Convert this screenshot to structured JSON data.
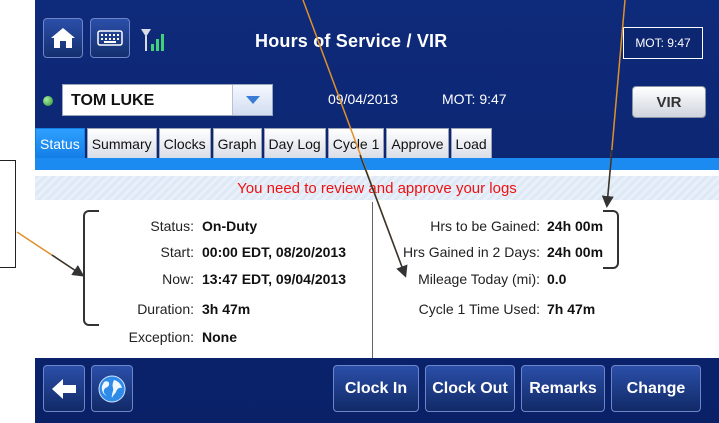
{
  "header": {
    "title": "Hours of Service / VIR",
    "mot_time": "MOT: 9:47"
  },
  "driver": {
    "name": "TOM LUKE",
    "date": "09/04/2013",
    "mot": "MOT: 9:47",
    "vir_label": "VIR",
    "status_color": "#3cb043"
  },
  "tabs": [
    {
      "label": "Status",
      "active": true
    },
    {
      "label": "Summary"
    },
    {
      "label": "Clocks"
    },
    {
      "label": "Graph"
    },
    {
      "label": "Day Log"
    },
    {
      "label": "Cycle 1"
    },
    {
      "label": "Approve"
    },
    {
      "label": "Load"
    }
  ],
  "alert": "You need to review and approve your logs",
  "left_fields": [
    {
      "label": "Status:",
      "value": "On-Duty"
    },
    {
      "label": "Start:",
      "value": "00:00 EDT, 08/20/2013"
    },
    {
      "label": "Now:",
      "value": "13:47 EDT, 09/04/2013"
    },
    {
      "label": "Duration:",
      "value": "3h 47m"
    },
    {
      "label": "Exception:",
      "value": "None"
    }
  ],
  "right_fields": [
    {
      "label": "Hrs to be Gained:",
      "value": "24h 00m"
    },
    {
      "label": "Hrs Gained in 2 Days:",
      "value": "24h 00m"
    },
    {
      "label": "Mileage Today (mi):",
      "value": "0.0"
    },
    {
      "label": "Cycle 1 Time Used:",
      "value": "7h 47m"
    }
  ],
  "buttons": {
    "clock_in": "Clock In",
    "clock_out": "Clock Out",
    "remarks": "Remarks",
    "change": "Change"
  },
  "colors": {
    "background": "#0e2a7a",
    "accent": "#1b8bf2",
    "alert_text": "#ee1111",
    "annotation": "#e0902a"
  }
}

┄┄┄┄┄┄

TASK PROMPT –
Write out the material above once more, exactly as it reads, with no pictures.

ANSWER TO THE PROBLEM –
Convert this screenshot to structured JSON data.
{
  "header": {
    "title": "Hours of Service / VIR",
    "mot_time": "MOT: 9:47"
  },
  "driver": {
    "name": "TOM LUKE",
    "date": "09/04/2013",
    "mot": "MOT: 9:47",
    "vir_label": "VIR",
    "status_color": "#3cb043"
  },
  "tabs": [
    {
      "label": "Status",
      "active": true
    },
    {
      "label": "Summary"
    },
    {
      "label": "Clocks"
    },
    {
      "label": "Graph"
    },
    {
      "label": "Day Log"
    },
    {
      "label": "Cycle 1"
    },
    {
      "label": "Approve"
    },
    {
      "label": "Load"
    }
  ],
  "alert": "You need to review and approve your logs",
  "left_fields": [
    {
      "label": "Status:",
      "value": "On-Duty"
    },
    {
      "label": "Start:",
      "value": "00:00 EDT, 08/20/2013"
    },
    {
      "label": "Now:",
      "value": "13:47 EDT, 09/04/2013"
    },
    {
      "label": "Duration:",
      "value": "3h 47m"
    },
    {
      "label": "Exception:",
      "value": "None"
    }
  ],
  "right_fields": [
    {
      "label": "Hrs to be Gained:",
      "value": "24h 00m"
    },
    {
      "label": "Hrs Gained in 2 Days:",
      "value": "24h 00m"
    },
    {
      "label": "Mileage Today (mi):",
      "value": "0.0"
    },
    {
      "label": "Cycle 1 Time Used:",
      "value": "7h 47m"
    }
  ],
  "buttons": {
    "clock_in": "Clock In",
    "clock_out": "Clock Out",
    "remarks": "Remarks",
    "change": "Change"
  },
  "colors": {
    "background": "#0e2a7a",
    "accent": "#1b8bf2",
    "alert_text": "#ee1111",
    "annotation": "#e0902a"
  }
}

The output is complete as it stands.